══ SOURCE INFORMATION ══

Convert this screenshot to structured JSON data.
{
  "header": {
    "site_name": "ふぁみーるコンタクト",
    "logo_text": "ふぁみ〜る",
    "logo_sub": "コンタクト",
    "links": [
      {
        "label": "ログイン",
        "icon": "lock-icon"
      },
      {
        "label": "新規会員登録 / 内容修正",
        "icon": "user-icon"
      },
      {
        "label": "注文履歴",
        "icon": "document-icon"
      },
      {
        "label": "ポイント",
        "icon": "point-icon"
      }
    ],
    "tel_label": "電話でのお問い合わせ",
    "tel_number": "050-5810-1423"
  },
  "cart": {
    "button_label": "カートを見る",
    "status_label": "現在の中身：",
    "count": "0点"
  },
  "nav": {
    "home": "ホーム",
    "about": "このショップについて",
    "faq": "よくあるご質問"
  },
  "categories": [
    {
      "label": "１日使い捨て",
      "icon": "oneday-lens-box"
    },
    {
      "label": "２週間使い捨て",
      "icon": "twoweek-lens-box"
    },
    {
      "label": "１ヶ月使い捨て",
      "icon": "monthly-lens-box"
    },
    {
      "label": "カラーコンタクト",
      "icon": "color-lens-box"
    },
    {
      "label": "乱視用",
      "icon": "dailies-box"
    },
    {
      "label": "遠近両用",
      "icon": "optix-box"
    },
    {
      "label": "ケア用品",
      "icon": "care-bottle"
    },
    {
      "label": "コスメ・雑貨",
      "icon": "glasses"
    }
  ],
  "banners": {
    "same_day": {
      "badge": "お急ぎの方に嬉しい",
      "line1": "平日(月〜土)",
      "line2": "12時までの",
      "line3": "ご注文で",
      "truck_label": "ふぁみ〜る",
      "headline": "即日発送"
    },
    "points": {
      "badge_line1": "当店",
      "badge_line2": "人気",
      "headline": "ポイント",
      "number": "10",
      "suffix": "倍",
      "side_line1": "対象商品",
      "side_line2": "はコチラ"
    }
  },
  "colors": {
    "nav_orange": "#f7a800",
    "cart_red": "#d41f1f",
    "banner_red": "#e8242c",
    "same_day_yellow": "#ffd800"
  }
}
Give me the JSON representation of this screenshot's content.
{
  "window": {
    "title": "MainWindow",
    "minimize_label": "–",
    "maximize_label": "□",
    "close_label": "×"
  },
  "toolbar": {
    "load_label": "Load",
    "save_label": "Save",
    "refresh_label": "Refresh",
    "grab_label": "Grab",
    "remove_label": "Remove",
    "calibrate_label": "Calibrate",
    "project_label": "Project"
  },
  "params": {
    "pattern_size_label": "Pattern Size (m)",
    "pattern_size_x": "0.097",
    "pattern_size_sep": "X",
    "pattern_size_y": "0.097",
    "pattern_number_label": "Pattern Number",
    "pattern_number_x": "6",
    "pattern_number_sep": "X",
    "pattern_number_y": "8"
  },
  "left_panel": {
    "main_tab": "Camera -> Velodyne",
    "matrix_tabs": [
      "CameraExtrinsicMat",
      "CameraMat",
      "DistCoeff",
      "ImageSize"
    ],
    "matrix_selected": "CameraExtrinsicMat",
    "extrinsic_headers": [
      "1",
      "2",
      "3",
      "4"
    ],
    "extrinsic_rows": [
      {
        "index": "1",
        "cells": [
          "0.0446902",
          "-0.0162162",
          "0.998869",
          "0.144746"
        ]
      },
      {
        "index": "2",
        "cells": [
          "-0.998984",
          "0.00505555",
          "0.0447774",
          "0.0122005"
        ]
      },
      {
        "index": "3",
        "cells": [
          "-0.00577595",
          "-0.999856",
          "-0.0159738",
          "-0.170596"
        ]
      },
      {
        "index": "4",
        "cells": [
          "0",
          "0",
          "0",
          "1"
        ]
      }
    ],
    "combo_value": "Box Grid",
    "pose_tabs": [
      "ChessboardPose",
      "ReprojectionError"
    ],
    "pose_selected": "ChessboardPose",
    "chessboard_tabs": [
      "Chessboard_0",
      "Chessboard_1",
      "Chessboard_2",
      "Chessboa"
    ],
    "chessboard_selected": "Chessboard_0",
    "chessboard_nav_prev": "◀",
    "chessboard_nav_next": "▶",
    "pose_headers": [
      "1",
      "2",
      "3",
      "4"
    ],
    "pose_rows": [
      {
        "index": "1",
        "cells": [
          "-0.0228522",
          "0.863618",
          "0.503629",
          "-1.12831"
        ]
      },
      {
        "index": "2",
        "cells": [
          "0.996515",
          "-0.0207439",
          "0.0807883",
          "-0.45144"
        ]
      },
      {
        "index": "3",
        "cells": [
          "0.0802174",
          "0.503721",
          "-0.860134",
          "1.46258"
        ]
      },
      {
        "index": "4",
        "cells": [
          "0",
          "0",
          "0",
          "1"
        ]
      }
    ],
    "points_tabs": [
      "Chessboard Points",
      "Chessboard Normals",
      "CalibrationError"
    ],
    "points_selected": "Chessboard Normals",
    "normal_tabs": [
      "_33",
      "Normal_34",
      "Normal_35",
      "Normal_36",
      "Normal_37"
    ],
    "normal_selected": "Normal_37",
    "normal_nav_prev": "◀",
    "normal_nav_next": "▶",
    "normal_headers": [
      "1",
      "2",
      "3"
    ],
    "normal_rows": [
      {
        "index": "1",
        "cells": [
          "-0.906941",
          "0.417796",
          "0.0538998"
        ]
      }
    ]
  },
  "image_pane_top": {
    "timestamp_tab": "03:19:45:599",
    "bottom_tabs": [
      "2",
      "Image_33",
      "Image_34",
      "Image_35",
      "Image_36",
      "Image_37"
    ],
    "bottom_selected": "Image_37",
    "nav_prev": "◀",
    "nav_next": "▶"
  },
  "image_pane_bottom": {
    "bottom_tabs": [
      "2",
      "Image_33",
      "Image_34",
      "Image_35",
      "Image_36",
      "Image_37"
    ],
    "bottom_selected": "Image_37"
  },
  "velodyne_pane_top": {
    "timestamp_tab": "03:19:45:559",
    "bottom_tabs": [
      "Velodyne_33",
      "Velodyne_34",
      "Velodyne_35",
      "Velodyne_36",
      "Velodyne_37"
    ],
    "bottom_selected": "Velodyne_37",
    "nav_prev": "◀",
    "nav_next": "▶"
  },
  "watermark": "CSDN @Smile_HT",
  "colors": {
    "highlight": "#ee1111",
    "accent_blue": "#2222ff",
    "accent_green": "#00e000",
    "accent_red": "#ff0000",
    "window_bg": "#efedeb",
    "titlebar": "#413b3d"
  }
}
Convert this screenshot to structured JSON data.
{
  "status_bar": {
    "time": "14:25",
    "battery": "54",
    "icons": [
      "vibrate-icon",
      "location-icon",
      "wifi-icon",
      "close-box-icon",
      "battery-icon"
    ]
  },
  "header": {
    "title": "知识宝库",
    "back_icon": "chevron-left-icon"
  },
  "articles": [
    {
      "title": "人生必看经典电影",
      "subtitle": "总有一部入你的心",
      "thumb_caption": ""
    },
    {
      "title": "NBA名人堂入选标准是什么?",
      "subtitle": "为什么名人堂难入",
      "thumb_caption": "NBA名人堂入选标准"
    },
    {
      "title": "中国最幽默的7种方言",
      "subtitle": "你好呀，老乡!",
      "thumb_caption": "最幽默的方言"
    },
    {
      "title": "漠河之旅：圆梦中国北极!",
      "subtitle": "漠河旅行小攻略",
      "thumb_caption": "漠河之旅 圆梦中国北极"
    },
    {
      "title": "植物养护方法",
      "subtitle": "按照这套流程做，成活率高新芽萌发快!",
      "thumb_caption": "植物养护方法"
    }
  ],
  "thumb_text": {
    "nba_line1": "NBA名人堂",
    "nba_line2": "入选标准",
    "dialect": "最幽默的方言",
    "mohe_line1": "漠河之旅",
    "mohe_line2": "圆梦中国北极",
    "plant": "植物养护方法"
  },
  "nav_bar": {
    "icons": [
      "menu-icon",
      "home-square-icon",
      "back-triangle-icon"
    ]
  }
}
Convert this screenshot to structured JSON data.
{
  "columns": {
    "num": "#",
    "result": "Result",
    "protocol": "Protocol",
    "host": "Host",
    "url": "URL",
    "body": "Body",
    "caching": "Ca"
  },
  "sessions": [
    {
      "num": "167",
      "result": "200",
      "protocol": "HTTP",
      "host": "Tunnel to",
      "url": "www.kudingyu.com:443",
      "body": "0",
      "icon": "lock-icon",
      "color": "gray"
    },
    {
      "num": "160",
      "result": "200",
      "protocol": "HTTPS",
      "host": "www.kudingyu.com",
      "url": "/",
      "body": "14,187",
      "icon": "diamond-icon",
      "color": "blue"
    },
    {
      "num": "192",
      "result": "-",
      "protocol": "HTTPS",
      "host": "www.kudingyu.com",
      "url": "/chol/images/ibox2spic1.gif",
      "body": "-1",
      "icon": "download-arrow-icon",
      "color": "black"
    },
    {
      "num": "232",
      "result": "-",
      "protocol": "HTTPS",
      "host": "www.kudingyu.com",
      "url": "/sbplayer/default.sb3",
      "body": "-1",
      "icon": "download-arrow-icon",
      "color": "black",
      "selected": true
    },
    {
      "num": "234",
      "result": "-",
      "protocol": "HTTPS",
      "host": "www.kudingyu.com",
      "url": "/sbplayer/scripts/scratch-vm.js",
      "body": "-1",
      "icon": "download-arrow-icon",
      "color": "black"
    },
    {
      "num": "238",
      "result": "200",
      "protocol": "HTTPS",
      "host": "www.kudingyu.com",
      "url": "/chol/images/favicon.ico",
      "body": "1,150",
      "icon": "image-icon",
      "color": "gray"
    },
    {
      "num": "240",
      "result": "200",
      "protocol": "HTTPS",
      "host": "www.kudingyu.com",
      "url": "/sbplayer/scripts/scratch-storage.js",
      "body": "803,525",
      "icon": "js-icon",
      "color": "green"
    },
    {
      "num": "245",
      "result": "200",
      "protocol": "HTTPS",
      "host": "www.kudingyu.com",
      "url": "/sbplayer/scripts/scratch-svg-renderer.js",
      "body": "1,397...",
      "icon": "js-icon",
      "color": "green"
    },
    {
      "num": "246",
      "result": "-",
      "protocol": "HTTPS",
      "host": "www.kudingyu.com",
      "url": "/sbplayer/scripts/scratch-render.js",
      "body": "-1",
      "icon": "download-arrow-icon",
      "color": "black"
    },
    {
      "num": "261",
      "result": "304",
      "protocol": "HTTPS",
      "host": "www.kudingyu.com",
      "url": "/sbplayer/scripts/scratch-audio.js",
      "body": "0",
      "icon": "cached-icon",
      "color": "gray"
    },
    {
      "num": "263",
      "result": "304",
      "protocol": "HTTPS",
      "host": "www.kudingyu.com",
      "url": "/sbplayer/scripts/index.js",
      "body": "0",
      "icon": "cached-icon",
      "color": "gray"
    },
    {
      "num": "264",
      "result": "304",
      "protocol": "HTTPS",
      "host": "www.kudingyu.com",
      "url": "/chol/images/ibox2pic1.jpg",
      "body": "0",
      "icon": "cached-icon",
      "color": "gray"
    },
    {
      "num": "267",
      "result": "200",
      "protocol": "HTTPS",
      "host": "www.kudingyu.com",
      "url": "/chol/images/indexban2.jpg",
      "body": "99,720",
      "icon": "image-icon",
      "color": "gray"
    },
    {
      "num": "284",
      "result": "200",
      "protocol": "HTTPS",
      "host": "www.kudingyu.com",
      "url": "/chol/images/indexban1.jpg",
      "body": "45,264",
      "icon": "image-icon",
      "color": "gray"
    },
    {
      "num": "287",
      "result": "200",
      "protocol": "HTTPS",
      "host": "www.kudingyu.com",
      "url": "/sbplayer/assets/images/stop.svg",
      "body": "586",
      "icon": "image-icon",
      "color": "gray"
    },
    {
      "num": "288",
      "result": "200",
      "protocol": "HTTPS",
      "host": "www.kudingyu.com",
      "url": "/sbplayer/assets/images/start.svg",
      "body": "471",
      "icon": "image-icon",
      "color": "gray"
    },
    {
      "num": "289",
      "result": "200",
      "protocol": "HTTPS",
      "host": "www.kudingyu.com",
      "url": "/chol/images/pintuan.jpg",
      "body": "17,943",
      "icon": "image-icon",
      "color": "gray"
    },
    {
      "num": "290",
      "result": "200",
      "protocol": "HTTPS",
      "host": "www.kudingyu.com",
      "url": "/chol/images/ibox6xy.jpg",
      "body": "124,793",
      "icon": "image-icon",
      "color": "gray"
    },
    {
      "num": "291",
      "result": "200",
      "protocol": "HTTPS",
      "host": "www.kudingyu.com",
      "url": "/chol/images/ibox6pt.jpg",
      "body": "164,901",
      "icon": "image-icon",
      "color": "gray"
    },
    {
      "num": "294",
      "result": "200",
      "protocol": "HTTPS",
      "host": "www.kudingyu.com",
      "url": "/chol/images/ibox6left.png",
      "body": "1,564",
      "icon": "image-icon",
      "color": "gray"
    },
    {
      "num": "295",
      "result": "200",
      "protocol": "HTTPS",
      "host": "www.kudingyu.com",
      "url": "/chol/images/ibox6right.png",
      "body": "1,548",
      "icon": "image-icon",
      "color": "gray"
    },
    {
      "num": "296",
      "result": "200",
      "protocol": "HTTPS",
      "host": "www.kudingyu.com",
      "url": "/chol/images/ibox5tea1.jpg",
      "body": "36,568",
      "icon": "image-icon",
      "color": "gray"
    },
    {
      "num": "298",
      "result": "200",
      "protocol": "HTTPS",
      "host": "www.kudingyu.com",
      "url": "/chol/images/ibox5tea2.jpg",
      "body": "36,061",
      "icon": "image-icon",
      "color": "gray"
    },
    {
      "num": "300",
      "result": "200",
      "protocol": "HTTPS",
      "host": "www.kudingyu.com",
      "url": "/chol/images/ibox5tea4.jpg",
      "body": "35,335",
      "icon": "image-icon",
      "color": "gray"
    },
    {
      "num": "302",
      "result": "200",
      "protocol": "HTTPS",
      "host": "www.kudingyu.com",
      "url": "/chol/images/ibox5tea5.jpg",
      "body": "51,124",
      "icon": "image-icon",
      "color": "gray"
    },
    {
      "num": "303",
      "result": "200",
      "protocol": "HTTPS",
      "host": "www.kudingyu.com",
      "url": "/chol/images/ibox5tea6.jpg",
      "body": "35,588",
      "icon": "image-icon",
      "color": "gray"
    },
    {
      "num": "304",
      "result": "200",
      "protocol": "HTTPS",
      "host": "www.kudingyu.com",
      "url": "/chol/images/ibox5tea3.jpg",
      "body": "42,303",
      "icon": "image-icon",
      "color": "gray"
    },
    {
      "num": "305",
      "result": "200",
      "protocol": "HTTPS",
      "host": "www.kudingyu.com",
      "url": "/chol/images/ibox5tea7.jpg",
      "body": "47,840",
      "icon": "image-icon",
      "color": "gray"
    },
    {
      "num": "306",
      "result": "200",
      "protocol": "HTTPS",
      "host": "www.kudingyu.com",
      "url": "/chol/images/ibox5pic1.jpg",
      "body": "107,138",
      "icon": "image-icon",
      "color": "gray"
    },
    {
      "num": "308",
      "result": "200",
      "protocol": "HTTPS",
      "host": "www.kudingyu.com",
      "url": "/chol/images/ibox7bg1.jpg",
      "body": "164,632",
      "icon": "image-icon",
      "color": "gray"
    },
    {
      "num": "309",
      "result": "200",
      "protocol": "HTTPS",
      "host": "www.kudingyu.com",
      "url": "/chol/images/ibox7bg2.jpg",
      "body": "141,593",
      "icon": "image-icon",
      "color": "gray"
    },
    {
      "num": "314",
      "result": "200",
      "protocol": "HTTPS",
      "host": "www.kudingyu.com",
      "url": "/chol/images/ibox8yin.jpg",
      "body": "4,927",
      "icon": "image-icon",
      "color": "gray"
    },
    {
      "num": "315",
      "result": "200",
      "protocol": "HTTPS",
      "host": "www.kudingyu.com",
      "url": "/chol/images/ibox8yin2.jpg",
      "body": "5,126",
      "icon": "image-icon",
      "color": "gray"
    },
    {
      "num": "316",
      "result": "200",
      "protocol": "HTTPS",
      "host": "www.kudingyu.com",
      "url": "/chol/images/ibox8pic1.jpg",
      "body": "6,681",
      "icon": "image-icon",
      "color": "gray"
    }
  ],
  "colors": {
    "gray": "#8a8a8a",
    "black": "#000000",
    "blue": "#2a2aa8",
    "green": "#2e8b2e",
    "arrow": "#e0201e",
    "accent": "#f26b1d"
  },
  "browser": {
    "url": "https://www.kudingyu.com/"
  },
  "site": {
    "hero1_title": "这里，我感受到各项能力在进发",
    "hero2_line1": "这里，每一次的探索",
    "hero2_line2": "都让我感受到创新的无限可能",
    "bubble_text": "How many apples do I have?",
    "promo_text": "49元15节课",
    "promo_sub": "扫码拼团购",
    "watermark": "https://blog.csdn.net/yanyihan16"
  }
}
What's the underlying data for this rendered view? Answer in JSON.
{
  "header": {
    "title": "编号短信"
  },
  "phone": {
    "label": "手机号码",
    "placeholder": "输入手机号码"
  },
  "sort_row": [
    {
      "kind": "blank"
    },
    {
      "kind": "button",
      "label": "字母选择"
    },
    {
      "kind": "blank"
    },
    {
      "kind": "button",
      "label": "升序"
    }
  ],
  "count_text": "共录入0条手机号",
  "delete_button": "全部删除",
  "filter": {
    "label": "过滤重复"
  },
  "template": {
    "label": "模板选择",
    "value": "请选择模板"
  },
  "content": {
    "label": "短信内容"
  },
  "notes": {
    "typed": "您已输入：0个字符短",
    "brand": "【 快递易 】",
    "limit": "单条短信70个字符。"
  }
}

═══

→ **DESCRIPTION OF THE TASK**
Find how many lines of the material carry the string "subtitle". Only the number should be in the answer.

→ **RESPONSE**
5